In the wake of three recent incidents on military facilities that resulted in the deaths of six, the Navy and Marine Corps must complete servicewide reviews of the security measures that protect troops and their families.
Acting Navy Secretary Thomas Modly directed the top Navy and Marine Corps leaders to conduct a "security stand-down."
"Execution of the Security Stand-Down is directed to ensure that all of our Sailors, Marines, and Civilians across all of our installations and commands are best postured, trained, and informed to prevent future incidents of this nature," a Marine Corps-wide message announcing the order states.
Modly gave the Navy and Marine Corps until Jan. 10 to finish the reviews. The order follows a series of fatal incidents, including two shootings, at three Navy facilities in Virginia, Hawaii and Florida that left four sailors and two Defense Department employees dead.
Master-at-Arms 3rd Class Oscar Temores was killed Nov. 30 at Joint Expeditionary Base Little Creek-Fort Story in Virginia when his patrol car was struck by an alleged gate runner. On Dec. 4, Defense Department employees Vincent Kapoi and Roldan Agustin were shot and killed by a sailor at the Pearl Harbor Naval Shipyard in Hawaii. Two days later, Ensign Joshua Kaleb Watson, Airman Mohammed S. Haitham and Airman Apprentice Cameron Scott Walters were killed at Florida's Naval Air Station Pensacola when a Saudi officer opened fire on a classroom there.

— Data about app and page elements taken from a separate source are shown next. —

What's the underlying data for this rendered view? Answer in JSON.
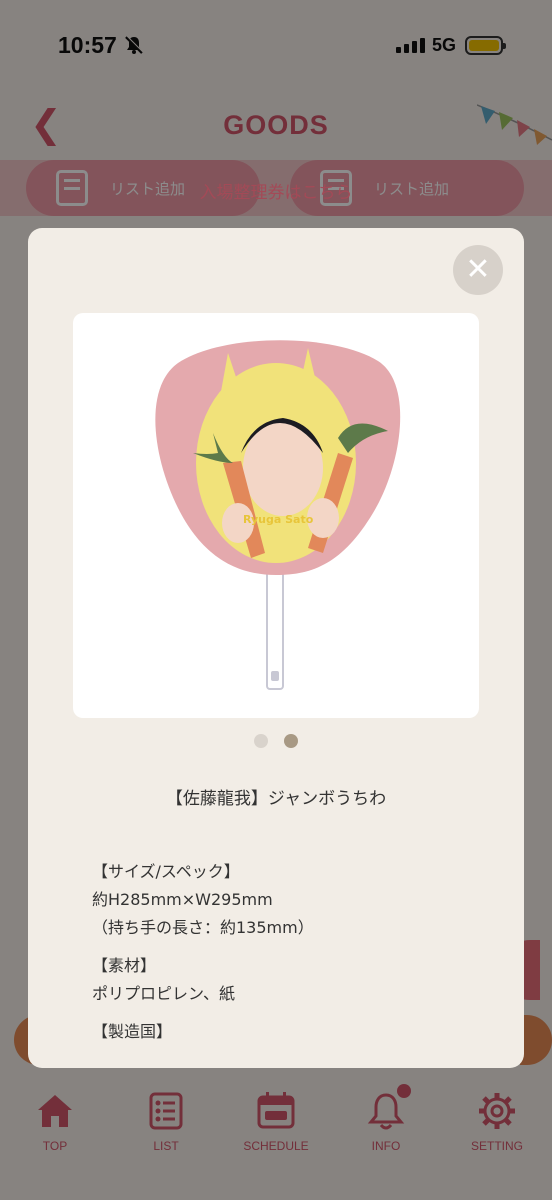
{
  "status": {
    "time": "10:57",
    "network": "5G"
  },
  "nav": {
    "title": "GOODS"
  },
  "ticket_banner": "入場整理券はこちら",
  "list_buttons": [
    "リスト追加",
    "リスト追加"
  ],
  "modal": {
    "product_title": "【佐藤龍我】ジャンボうちわ",
    "specs": [
      "【サイズ/スペック】",
      "約H285mm×W295mm",
      "（持ち手の長さ：約135mm）",
      "【素材】",
      "ポリプロピレン、紙",
      "【製造国】"
    ],
    "carousel": {
      "count": 2,
      "active": 2
    },
    "fan_image_text": "Ryuga Sato"
  },
  "tabs": [
    {
      "label": "TOP",
      "icon": "home-icon"
    },
    {
      "label": "LIST",
      "icon": "list-icon"
    },
    {
      "label": "SCHEDULE",
      "icon": "calendar-ticket-icon"
    },
    {
      "label": "INFO",
      "icon": "bell-icon"
    },
    {
      "label": "SETTING",
      "icon": "gear-icon"
    }
  ],
  "colors": {
    "accent": "#d2566a",
    "modal_bg": "#f2ede6",
    "fan_pink": "#e4a9ad"
  }
}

The deadly incidents have reignited the debate on whether troops should be permitted to carry weapons while on base. The attack in Florida has also raised serious questions about how the government vets international troops who train on U.S. military bases.

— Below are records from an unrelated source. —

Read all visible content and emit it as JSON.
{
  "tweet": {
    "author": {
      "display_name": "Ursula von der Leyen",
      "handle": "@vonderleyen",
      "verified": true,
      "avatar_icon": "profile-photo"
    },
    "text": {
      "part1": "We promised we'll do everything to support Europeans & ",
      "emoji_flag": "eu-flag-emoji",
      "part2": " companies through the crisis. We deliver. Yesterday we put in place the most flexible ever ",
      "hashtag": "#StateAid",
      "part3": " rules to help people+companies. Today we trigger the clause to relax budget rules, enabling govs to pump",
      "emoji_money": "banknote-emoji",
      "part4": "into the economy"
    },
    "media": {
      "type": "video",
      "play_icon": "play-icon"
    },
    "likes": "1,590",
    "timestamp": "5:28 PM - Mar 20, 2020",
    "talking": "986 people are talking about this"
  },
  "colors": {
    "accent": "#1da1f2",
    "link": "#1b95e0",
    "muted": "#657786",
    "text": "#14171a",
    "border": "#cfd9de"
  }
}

At a minimum, Modly told service leaders, the security stand-down should focus on three areas.
The first is a review of physical security measures at bases and the posturing of Random Anti-Terrorism Measures, known as RAM. Those are unpredictable security measures that keep would-be perpetrators guessing about safety inspections and other checks.
Secondly, the Navy and Marine Corps have been ordered to review training on insider threats and what's needed to deter them. The military's insider threat training has generally been focused on overseas deployments after Afghan and Iraqi personnel have turned against U.S. troops downrange.
And last, Modly also wants the services to review their active-shooter pre-planned responses, and whether drills or tabletop exercises are needed to support them.
Commanders, commanding officers and officers-in-charge are ordered to execute the security stand-down.
A Navy official last week declined to say whether any new security measures are in place at bases and other facilities after the attacks.
"We will not speak to any specific security measures or procedures employed on our installations/activities/units," said Lt. Brittany Stephens, a Navy spokeswoman at the Pentagon.
In a previous message to sailors and Marines, Modly praised the heroism displayed during the attacks.
"I learned about countless acts of heroism from the first responders, and many of the victims themselves, which will come to light as the facts of these tragedies are revealed. I assure you that we will all be proud of these heroes and what they did in moments of terror and extreme danger," he said.